From the material below, list every line containing "true".

[[ Data listing open ]]

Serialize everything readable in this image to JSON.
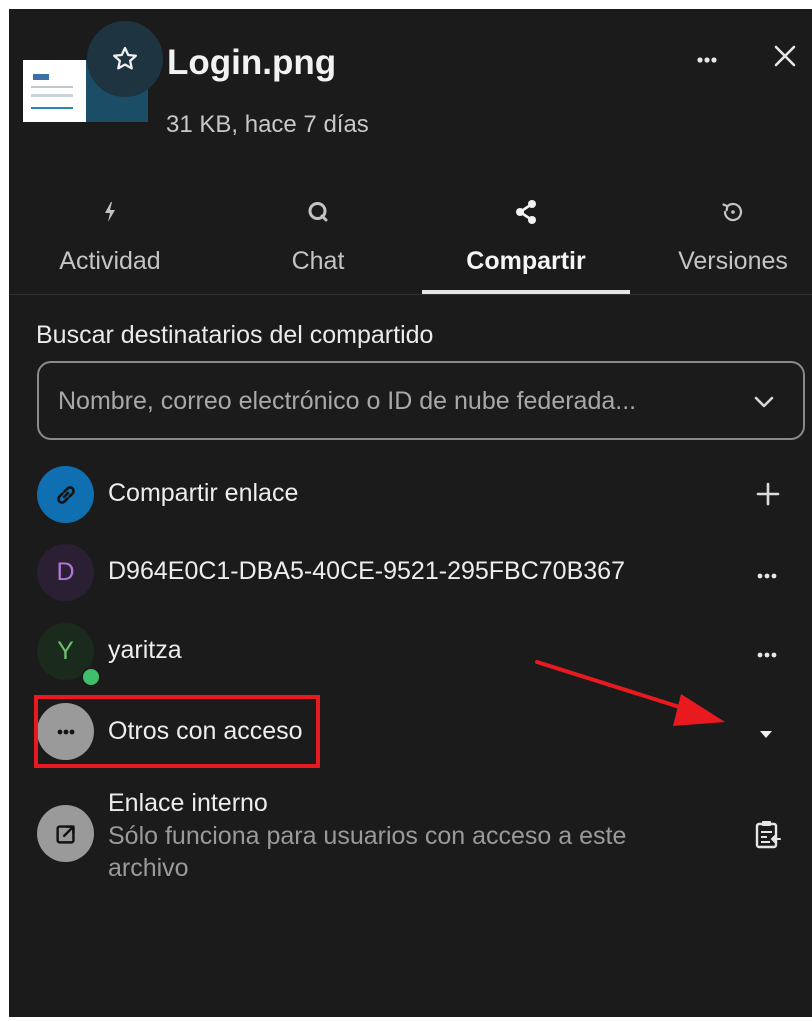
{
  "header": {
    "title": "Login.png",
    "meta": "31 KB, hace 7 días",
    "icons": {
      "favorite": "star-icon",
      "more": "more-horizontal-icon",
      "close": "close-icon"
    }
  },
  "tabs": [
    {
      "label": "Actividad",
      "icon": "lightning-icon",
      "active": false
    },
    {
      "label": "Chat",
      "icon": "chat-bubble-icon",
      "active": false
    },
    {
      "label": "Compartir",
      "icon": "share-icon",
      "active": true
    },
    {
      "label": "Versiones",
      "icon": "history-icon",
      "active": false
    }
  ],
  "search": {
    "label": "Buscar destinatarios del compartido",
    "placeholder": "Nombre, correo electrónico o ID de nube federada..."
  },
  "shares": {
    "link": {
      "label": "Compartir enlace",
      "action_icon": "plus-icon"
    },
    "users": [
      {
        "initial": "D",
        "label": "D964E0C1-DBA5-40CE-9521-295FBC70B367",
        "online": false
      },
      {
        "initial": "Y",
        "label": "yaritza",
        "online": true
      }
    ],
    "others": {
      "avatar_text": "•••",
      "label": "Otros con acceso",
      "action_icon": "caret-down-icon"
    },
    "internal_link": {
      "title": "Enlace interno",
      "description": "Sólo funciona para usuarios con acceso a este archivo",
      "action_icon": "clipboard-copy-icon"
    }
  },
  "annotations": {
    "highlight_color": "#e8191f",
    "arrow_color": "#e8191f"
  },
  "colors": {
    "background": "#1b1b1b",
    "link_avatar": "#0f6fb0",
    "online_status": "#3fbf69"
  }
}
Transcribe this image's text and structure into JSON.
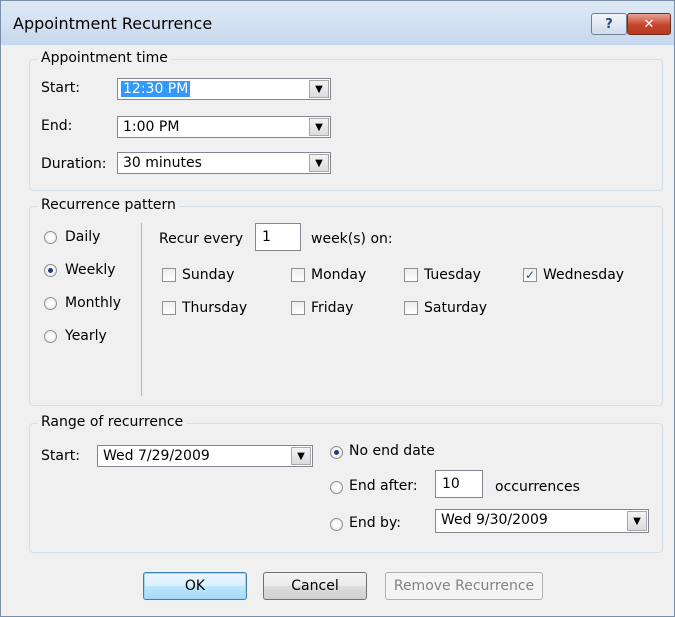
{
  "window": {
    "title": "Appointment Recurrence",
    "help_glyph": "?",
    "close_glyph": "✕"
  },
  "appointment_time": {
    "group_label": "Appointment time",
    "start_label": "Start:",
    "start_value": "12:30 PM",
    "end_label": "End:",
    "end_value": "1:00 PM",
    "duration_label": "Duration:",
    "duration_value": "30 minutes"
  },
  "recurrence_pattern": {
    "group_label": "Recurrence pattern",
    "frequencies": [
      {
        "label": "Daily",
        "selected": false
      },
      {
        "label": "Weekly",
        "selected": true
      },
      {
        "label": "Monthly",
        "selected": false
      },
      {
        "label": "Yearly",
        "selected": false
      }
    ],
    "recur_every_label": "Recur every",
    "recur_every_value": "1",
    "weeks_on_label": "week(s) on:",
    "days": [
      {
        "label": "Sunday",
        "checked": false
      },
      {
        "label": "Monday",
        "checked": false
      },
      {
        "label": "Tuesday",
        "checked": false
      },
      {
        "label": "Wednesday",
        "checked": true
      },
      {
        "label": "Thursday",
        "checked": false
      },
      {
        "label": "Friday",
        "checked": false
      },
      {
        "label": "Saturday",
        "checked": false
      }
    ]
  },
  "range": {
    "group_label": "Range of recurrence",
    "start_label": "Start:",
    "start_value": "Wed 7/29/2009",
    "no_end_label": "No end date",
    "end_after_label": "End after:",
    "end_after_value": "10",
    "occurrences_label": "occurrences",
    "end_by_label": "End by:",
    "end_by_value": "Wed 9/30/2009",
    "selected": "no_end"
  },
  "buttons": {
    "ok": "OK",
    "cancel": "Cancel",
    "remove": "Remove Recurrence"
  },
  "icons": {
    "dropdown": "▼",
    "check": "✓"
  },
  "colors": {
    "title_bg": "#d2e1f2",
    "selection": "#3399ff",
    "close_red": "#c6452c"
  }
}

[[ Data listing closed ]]

● Exercise answer
      "active": true
        "online": true
        "selected": true
        "checked": true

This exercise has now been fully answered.